(Website and app data records)

....

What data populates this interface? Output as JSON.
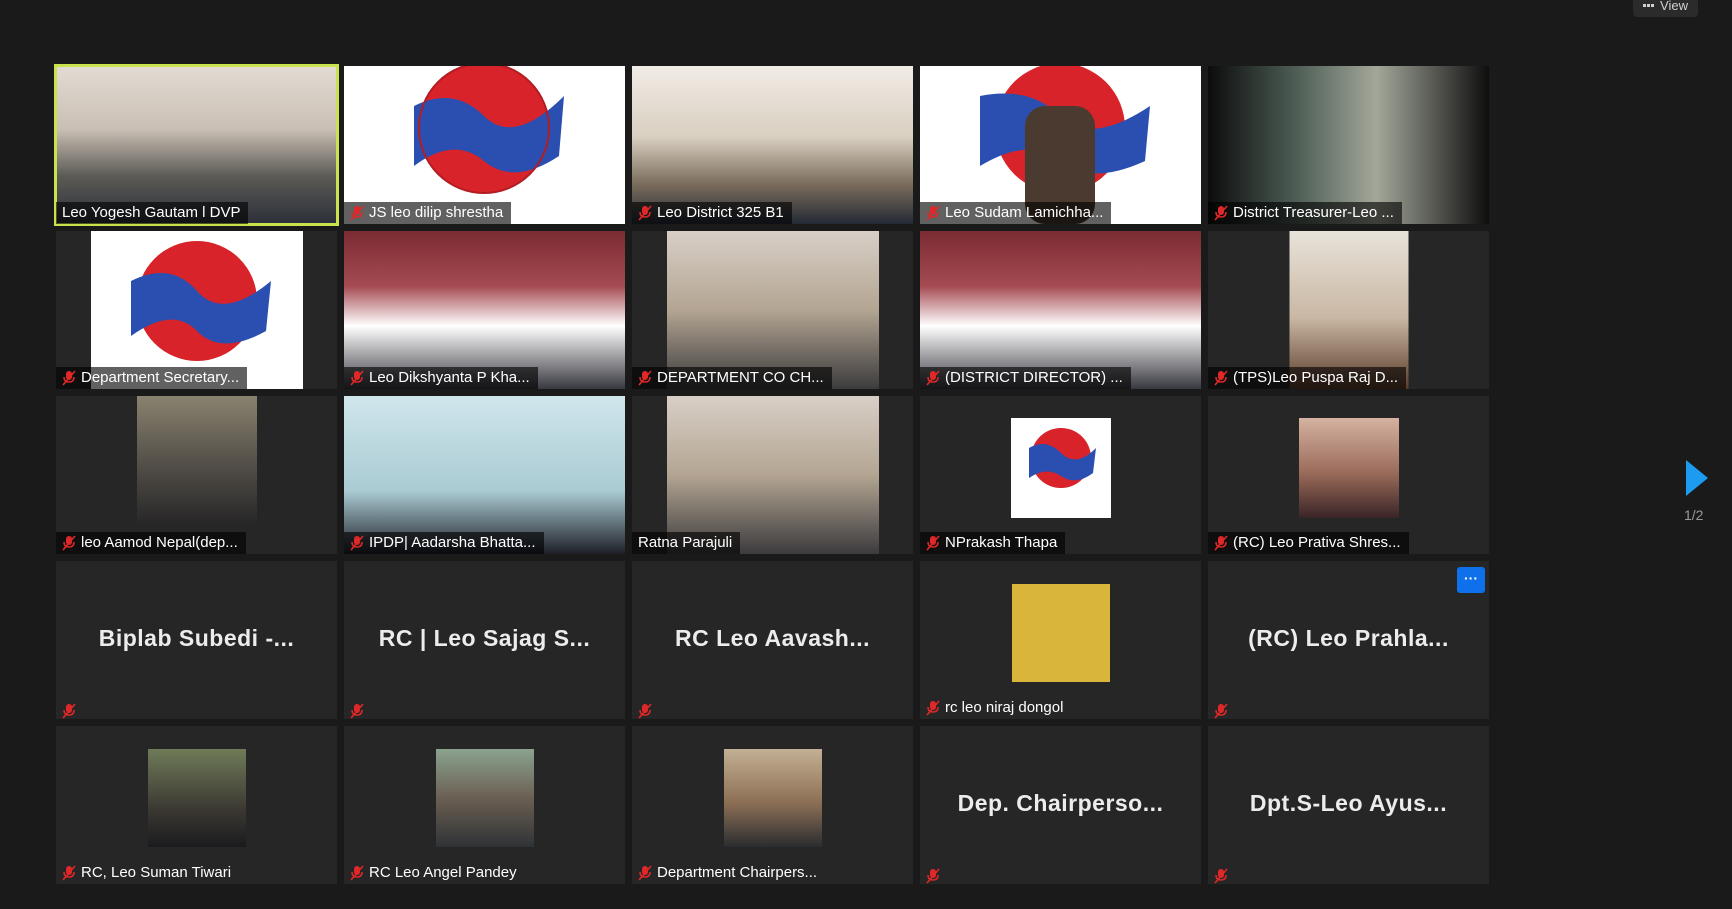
{
  "toolbar": {
    "view_label": "View"
  },
  "pagination": {
    "current": "1/2"
  },
  "participants": [
    {
      "name": "Leo Yogesh Gautam l DVP",
      "muted": false,
      "active_speaker": true,
      "display": "video"
    },
    {
      "name": "JS leo dilip shrestha",
      "muted": true,
      "display": "video"
    },
    {
      "name": "Leo District 325 B1",
      "muted": true,
      "display": "video"
    },
    {
      "name": "Leo Sudam Lamichha...",
      "muted": true,
      "display": "video"
    },
    {
      "name": "District Treasurer-Leo ...",
      "muted": true,
      "display": "video"
    },
    {
      "name": "Department Secretary...",
      "muted": true,
      "display": "video"
    },
    {
      "name": "Leo Dikshyanta P Kha...",
      "muted": true,
      "display": "video"
    },
    {
      "name": "DEPARTMENT CO CH...",
      "muted": true,
      "display": "video"
    },
    {
      "name": "(DISTRICT DIRECTOR) ...",
      "muted": true,
      "display": "video"
    },
    {
      "name": "(TPS)Leo Puspa Raj D...",
      "muted": true,
      "display": "video"
    },
    {
      "name": "leo Aamod Nepal(dep...",
      "muted": true,
      "display": "photo"
    },
    {
      "name": "IPDP| Aadarsha Bhatta...",
      "muted": true,
      "display": "video"
    },
    {
      "name": "Ratna Parajuli",
      "muted": false,
      "display": "video"
    },
    {
      "name": "NPrakash Thapa",
      "muted": true,
      "display": "photo"
    },
    {
      "name": "(RC) Leo Prativa Shres...",
      "muted": true,
      "display": "photo"
    },
    {
      "name": "",
      "display_name": "Biplab Subedi -...",
      "muted": true,
      "display": "name"
    },
    {
      "name": "",
      "display_name": "RC | Leo Sajag S...",
      "muted": true,
      "display": "name"
    },
    {
      "name": "",
      "display_name": "RC Leo Aavash...",
      "muted": true,
      "display": "name"
    },
    {
      "name": "rc leo niraj dongol",
      "muted": true,
      "display": "photo"
    },
    {
      "name": "",
      "display_name": "(RC) Leo Prahla...",
      "muted": true,
      "display": "name",
      "more_button": "···"
    },
    {
      "name": "RC, Leo Suman Tiwari",
      "muted": true,
      "display": "photo"
    },
    {
      "name": "RC Leo Angel Pandey",
      "muted": true,
      "display": "photo"
    },
    {
      "name": "Department Chairpers...",
      "muted": true,
      "display": "photo"
    },
    {
      "name": "",
      "display_name": "Dep. Chairperso...",
      "muted": true,
      "display": "name"
    },
    {
      "name": "",
      "display_name": "Dpt.S-Leo Ayus...",
      "muted": true,
      "display": "name"
    }
  ],
  "colors": {
    "background": "#1a1a1a",
    "tile": "#262626",
    "active_border": "#c9e24e",
    "muted_icon": "#e02828",
    "accent": "#1d9bf0"
  }
}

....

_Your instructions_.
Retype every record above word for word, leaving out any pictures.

_Exercise solution_.
What data populates this interface? Output as JSON.
{
  "toolbar": {
    "view_label": "View"
  },
  "pagination": {
    "current": "1/2"
  },
  "participants": [
    {
      "name": "Leo Yogesh Gautam l DVP",
      "muted": false,
      "active_speaker": true,
      "display": "video"
    },
    {
      "name": "JS leo dilip shrestha",
      "muted": true,
      "display": "video"
    },
    {
      "name": "Leo District 325 B1",
      "muted": true,
      "display": "video"
    },
    {
      "name": "Leo Sudam Lamichha...",
      "muted": true,
      "display": "video"
    },
    {
      "name": "District Treasurer-Leo ...",
      "muted": true,
      "display": "video"
    },
    {
      "name": "Department Secretary...",
      "muted": true,
      "display": "video"
    },
    {
      "name": "Leo Dikshyanta P Kha...",
      "muted": true,
      "display": "video"
    },
    {
      "name": "DEPARTMENT CO CH...",
      "muted": true,
      "display": "video"
    },
    {
      "name": "(DISTRICT DIRECTOR) ...",
      "muted": true,
      "display": "video"
    },
    {
      "name": "(TPS)Leo Puspa Raj D...",
      "muted": true,
      "display": "video"
    },
    {
      "name": "leo Aamod Nepal(dep...",
      "muted": true,
      "display": "photo"
    },
    {
      "name": "IPDP| Aadarsha Bhatta...",
      "muted": true,
      "display": "video"
    },
    {
      "name": "Ratna Parajuli",
      "muted": false,
      "display": "video"
    },
    {
      "name": "NPrakash Thapa",
      "muted": true,
      "display": "photo"
    },
    {
      "name": "(RC) Leo Prativa Shres...",
      "muted": true,
      "display": "photo"
    },
    {
      "name": "",
      "display_name": "Biplab Subedi -...",
      "muted": true,
      "display": "name"
    },
    {
      "name": "",
      "display_name": "RC | Leo Sajag S...",
      "muted": true,
      "display": "name"
    },
    {
      "name": "",
      "display_name": "RC Leo Aavash...",
      "muted": true,
      "display": "name"
    },
    {
      "name": "rc leo niraj dongol",
      "muted": true,
      "display": "photo"
    },
    {
      "name": "",
      "display_name": "(RC) Leo Prahla...",
      "muted": true,
      "display": "name",
      "more_button": "···"
    },
    {
      "name": "RC, Leo Suman Tiwari",
      "muted": true,
      "display": "photo"
    },
    {
      "name": "RC Leo Angel Pandey",
      "muted": true,
      "display": "photo"
    },
    {
      "name": "Department Chairpers...",
      "muted": true,
      "display": "photo"
    },
    {
      "name": "",
      "display_name": "Dep. Chairperso...",
      "muted": true,
      "display": "name"
    },
    {
      "name": "",
      "display_name": "Dpt.S-Leo Ayus...",
      "muted": true,
      "display": "name"
    }
  ],
  "colors": {
    "background": "#1a1a1a",
    "tile": "#262626",
    "active_border": "#c9e24e",
    "muted_icon": "#e02828",
    "accent": "#1d9bf0"
  }
}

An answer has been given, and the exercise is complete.